Yesterday we went to see The Red Shed by Mark Thomas as Battersea Arts Centre. We go there on a fairly regular basis. We’ve only started going since a fire consumed the roof of their great hall. They are currently undergoing a painstaking restoration of the great hall, and each time we go it seems there is a little more progress, a little more of the building revealed, which in itself is quite exciting. Because of the fire, we have always seen shows in the much smaller council chamber upstairs, which is small and intimate, and possibly my favourite place to see new writing in London.
Yesterday we were seated right in the front row and so were less then five meters from Mark Thomas as he performed The Red Shed. I loved it. You should see it. I’ll say that upfront. He delivered the story of his relationship with a building known as ‘The Red Shed’, a socialist club in Wakefield. He drew on his own personal history of activism to tell the story of the Red Shed and the people who go there. A winding narrative that took a tour through his activism during miners strike in the North of England. Effectively, he gave a one man performance, but he also bought 6 members of the audience to sit on stage and had them hold up a series faces made of board to invoke different characters through the show. I really like this very stripped down form of storytelling, where the narrative is allowed to do most of the work.
Through out the piece he spoke about the importance of stories. That stories are important in allowing us to remember our history, and so understand who we are. The stories that are told about us can come to define who we are, we may come to live within those stories and that they may come to direct what we do in the future. For this reason it important that the stories we tell about people are true. He made an important point about how the stories about the working class in Britain are frequently told badly or incorrectly, over simplistically, or simply not told at all. Politically this has had great and damaging impact on the working class in the UK. The realities of their lives, their needs and anxieties have been ignored, lost, misunderstood and ultimately somehow seen as irrelevant by many of us. By failing to make space for these stories, and by failing to recognise them as important, we have failed understand, and have failed to see the people and communities behind them as important.

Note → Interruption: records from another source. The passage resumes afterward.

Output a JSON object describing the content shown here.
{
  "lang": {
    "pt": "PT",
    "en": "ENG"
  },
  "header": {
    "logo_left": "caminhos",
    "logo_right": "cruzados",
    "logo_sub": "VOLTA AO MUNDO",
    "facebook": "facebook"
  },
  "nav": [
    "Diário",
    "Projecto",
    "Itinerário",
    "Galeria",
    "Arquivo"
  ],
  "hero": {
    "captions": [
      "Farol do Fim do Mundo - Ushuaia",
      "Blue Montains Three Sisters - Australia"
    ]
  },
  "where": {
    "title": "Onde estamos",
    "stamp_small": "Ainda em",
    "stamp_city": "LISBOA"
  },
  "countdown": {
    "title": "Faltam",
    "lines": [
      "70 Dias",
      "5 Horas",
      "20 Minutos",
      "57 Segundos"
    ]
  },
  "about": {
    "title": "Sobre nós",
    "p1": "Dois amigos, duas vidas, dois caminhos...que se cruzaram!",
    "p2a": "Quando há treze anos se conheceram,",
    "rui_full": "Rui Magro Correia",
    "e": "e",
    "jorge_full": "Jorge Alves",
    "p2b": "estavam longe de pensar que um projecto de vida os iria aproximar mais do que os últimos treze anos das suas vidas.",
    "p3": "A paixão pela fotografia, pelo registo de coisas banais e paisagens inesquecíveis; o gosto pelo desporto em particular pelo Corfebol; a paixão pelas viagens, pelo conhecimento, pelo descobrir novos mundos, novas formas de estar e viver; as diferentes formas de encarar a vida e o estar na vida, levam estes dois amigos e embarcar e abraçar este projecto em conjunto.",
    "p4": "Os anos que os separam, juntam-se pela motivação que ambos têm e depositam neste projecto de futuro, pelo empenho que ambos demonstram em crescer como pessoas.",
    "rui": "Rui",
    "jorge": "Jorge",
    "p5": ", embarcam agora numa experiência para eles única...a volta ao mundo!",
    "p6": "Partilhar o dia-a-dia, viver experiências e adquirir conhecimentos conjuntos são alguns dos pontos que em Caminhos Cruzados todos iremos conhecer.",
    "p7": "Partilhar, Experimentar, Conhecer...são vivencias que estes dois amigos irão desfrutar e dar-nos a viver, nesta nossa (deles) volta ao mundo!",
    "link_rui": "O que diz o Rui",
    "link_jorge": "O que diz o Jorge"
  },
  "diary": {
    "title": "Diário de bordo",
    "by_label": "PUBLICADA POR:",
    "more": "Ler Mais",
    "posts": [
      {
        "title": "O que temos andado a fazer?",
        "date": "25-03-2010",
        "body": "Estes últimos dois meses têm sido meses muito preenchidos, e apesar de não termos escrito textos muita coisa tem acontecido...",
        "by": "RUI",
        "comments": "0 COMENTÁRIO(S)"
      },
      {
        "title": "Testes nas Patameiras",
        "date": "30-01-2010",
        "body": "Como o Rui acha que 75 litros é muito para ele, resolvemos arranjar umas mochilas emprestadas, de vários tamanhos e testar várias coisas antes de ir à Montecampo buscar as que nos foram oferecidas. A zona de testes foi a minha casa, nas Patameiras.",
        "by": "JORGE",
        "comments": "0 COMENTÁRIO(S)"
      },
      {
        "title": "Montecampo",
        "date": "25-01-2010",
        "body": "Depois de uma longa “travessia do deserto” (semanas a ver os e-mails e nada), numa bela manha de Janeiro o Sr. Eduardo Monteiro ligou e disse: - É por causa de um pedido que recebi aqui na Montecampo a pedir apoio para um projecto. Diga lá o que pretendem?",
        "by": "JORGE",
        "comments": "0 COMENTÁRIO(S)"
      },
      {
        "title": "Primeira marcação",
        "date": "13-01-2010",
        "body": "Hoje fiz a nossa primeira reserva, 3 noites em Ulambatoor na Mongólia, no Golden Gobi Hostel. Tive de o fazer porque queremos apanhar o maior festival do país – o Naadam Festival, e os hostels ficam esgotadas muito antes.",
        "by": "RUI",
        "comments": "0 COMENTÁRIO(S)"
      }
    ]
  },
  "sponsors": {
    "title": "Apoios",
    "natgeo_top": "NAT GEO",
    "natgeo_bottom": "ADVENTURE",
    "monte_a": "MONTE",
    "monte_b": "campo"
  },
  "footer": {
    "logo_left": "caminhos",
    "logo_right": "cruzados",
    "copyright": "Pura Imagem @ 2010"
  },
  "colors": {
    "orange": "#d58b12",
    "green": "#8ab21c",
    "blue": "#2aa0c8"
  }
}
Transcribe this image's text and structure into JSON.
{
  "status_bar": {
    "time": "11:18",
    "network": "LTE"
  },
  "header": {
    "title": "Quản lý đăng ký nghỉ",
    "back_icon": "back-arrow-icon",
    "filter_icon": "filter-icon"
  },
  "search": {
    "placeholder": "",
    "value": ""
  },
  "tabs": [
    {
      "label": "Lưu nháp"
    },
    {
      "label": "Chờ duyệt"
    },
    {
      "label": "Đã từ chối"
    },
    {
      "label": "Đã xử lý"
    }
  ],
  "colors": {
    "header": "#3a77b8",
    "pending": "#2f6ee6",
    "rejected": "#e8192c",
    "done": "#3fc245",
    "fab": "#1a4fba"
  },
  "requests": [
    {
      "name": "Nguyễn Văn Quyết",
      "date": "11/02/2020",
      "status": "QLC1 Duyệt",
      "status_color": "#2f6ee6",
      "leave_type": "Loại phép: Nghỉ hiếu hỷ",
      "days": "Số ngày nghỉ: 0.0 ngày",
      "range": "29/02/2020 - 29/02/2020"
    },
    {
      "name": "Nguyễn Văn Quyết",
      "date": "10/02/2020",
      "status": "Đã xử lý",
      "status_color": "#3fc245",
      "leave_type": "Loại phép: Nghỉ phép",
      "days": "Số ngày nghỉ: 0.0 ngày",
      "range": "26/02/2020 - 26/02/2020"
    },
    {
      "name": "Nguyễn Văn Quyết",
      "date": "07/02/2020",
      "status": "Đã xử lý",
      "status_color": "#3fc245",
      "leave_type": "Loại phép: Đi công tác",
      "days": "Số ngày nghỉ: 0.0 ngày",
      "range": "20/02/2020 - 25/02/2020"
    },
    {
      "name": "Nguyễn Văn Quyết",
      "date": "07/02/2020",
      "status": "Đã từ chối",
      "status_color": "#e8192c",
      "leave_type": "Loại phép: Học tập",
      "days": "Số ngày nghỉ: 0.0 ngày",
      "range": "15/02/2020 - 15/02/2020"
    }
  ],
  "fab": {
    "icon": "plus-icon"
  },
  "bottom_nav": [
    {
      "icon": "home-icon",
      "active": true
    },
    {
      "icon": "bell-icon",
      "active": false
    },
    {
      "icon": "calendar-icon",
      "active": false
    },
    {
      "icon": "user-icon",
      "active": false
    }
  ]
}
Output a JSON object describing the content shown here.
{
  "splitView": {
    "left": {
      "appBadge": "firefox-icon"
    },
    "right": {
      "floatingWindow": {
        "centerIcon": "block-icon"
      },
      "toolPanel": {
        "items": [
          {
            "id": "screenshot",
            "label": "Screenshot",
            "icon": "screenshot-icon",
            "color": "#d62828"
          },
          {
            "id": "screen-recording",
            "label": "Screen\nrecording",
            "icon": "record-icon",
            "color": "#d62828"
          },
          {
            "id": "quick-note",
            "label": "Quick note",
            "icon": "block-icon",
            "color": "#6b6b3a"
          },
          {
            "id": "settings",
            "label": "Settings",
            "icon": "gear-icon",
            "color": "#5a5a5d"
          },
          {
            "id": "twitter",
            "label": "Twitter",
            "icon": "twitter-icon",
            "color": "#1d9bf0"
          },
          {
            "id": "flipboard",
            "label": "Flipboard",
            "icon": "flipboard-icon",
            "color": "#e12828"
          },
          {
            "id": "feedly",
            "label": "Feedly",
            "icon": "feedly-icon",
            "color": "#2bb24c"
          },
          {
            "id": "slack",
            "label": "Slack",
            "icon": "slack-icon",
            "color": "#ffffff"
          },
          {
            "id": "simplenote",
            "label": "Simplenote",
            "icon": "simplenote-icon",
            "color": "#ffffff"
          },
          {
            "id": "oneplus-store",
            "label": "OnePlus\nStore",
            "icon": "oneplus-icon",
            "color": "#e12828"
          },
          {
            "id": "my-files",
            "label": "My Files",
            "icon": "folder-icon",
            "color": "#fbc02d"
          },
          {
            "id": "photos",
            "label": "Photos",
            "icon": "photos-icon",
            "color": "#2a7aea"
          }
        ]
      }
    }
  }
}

After the show he was in the foyer signing books and I wanted to speak with him but couldn’t quite arrange my thoughts to do so. I was quite upset coming out of the performance. Much of of what he said resonated strongly with me and I wish I could sit and talk with him about this. Some of the documentary and playwriting work I am trying to do is around mental health and disability. These are complicated stories that are frequently seen in the news in only their most simplistic and ‘tragic’ form. My starting point now I think is to try to work with the people whose story I am interested in, so that we tell the story together, rather than have me tell their story for them. I’m not quite sure how I’ll pull this off, yet.
Stories have an emotional truth. We believe or don’t believe them based on whether we feel they are true, so if something feels true it is easy to slip a few lies through with that feeling. In fact it is possible to cynically slip through a lot of lies if you can attach them to an existing feeling, which can have awful consequences. A lot of the racist propaganda emerging from the leave campaign for Brexit last year did just this, and now we have racist hate crimes on the rise. This is why it is important when tell stories about real people, that we make sure what is in those stories is true.